Second, Welby announced that he will be taking a three-month sabbatical for «reflection, prayer, and spiritual renewal» in May 2021. Strikingly, more attention and speculation has surrounded this second and more personal intervention than his vocal criticism of foreign aid cuts. This article questions why there is such debate around Welby’s sabbatical and considers the wider implications.
Here is the Tweet announcing the Archbishop’s decision, which has provoked such a mixed response. As the Tweet shows, his sabbatical is presented as a specific time for spiritual renewal that finds justification in Scripture and in the Church of England’s historical practice. Ordained members of the Church of England might apply for sabbatical every 7 to 10 years. Perhaps the final line is most revealing of intent: that «no minister is indispensable to the work of God».
Framing his decision in this theological lens attempts to signal that the work of God continues, even if leadership is lived out differently. It is not as though the Church of England will be without the Archbishop of Canterbury, it is just that the Archbishop of Canterbury will be leading in another way by committing to religious retreat as a form of public duty. This is a subtlety that is overlooked.
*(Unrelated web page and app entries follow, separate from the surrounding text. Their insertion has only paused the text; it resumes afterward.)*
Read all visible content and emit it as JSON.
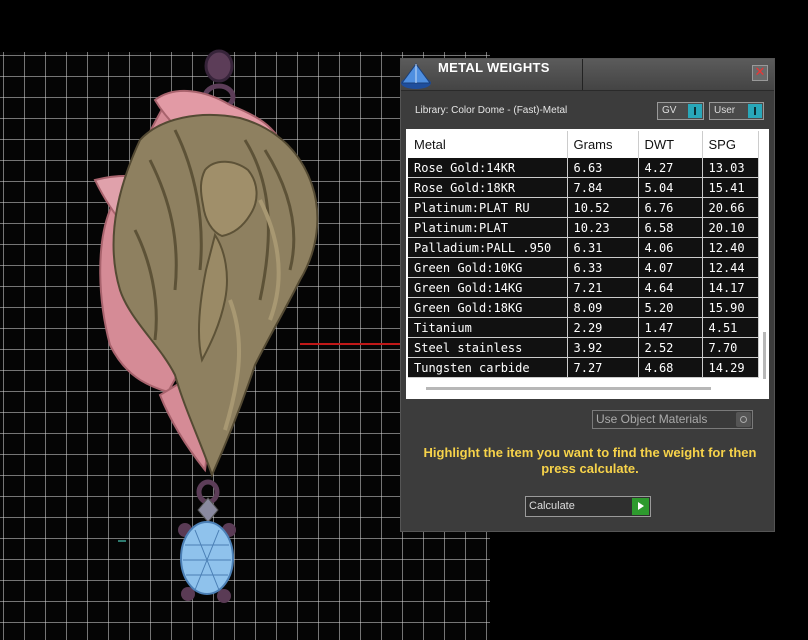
{
  "panel": {
    "title": "METAL WEIGHTS",
    "close_glyph": "✕",
    "library_label": "Library: Color Dome - (Fast)-Metal",
    "toggles": {
      "gv": "GV",
      "user": "User"
    },
    "use_object_materials": "Use Object Materials",
    "hint": "Highlight the item you want to find the weight for then press calculate.",
    "calculate_label": "Calculate"
  },
  "table": {
    "headers": [
      "Metal",
      "Grams",
      "DWT",
      "SPG"
    ],
    "rows": [
      [
        "Rose Gold:14KR",
        "6.63",
        "4.27",
        "13.03"
      ],
      [
        "Rose Gold:18KR",
        "7.84",
        "5.04",
        "15.41"
      ],
      [
        "Platinum:PLAT RU",
        "10.52",
        "6.76",
        "20.66"
      ],
      [
        "Platinum:PLAT",
        "10.23",
        "6.58",
        "20.10"
      ],
      [
        "Palladium:PALL .950",
        "6.31",
        "4.06",
        "12.40"
      ],
      [
        "Green Gold:10KG",
        "6.33",
        "4.07",
        "12.44"
      ],
      [
        "Green Gold:14KG",
        "7.21",
        "4.64",
        "14.17"
      ],
      [
        "Green Gold:18KG",
        "8.09",
        "5.20",
        "15.90"
      ],
      [
        "Titanium",
        "2.29",
        "1.47",
        "4.51"
      ],
      [
        "Steel stainless",
        "3.92",
        "2.52",
        "7.70"
      ],
      [
        "Tungsten carbide",
        "7.27",
        "4.68",
        "14.29"
      ]
    ]
  },
  "colors": {
    "hint_text": "#f7d34a",
    "toggle_accent": "#29a7b9",
    "calculate_go": "#2e9a2e",
    "axis_red": "#c01818",
    "model_gold": "#8e8060",
    "model_pink": "#d58b96",
    "gem_blue": "#8fc2ec",
    "prong_purple": "#5a3b55"
  },
  "icons": {
    "app": "cone-dome-icon",
    "close": "close-icon",
    "gv_toggle": "toggle-knob-icon",
    "user_toggle": "toggle-knob-icon",
    "use_materials": "radio-knob-icon",
    "calculate": "play-arrow-icon"
  }
}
After all, Welby is not the first Archbishop of Canterbury to take a leave of absence from public ministry. His predecessor Rowan Williams also had a three-month period where he withdrew from public office in 2007 to continue research and produce a book. Noticeably, Williams was following a tradition within academia whereby professors would be freed from teaching and administrative responsibilities to facilitate their study and publication projects.
Yet, sabbaticals in 2007 are not the same as sabbaticals in 2021. Deciding to enter a sabbatical when the fall-out of Covid-19 is still unclear raises eyebrows. As one Daily Telegraph respondent remarks «I thought the Archbishop had already been on a sabbatical, judging by his absence during this pandemic». Tim Stanley, similarly, makes the case for a much-needed public presence rather than absence as the world grapples with the Coronavirus pandemic.
«This should be the Church’s big moment because the central message of Christianity is that while death is bad – and we will accompany you through it – it’s not the end. Jesus lived. He died. He rose again…But there is no accompaniment in 2020 because the churches have been shut (earlier this year, the Anglicans banned even their own clerics from entering them), and though the Church of England hierarchy spreads the Good News, it tends to do so quietly and thinly.»
Such criticisms, though, overlook the continual call by the Church of England and Archbishop Welby in caring for the vulnerable and poorest in our societies. Welby has been very much present in the national conversation. While all institutions and public bodies are now trying to manage the continually changing Covid measures, Welby offers a powerful sign of the need to take time for serious reflection: to respond to the pandemic in an existential as well as practical manner.
2020, to a certain extent, has been experienced as a collective form of sabbatical with our lives turned upside down. We have globally been compelled to reflect on the way we live. We need only think of the way we have grown accustomed to a home office rather than working in shared offices.
Thomas Gernon in Science magazine shares how a break from duties, with a change in environment, helped him to reboot his thinking, explaining that «if you hit a dead end» a sabbatical can help you to «shift gears and move in a new direction». If, culturally, we have «hit a dead end», perhaps Welby’s example offers wider society an opportunity to press the reset button.
Speaking in September 2020 Pope Francis stated that the pandemic has in «some ways, given us a chance to develop new ways of living». Welby, too, is investing time in listening and discernment. In what ways can we respond in a sabbath-like way?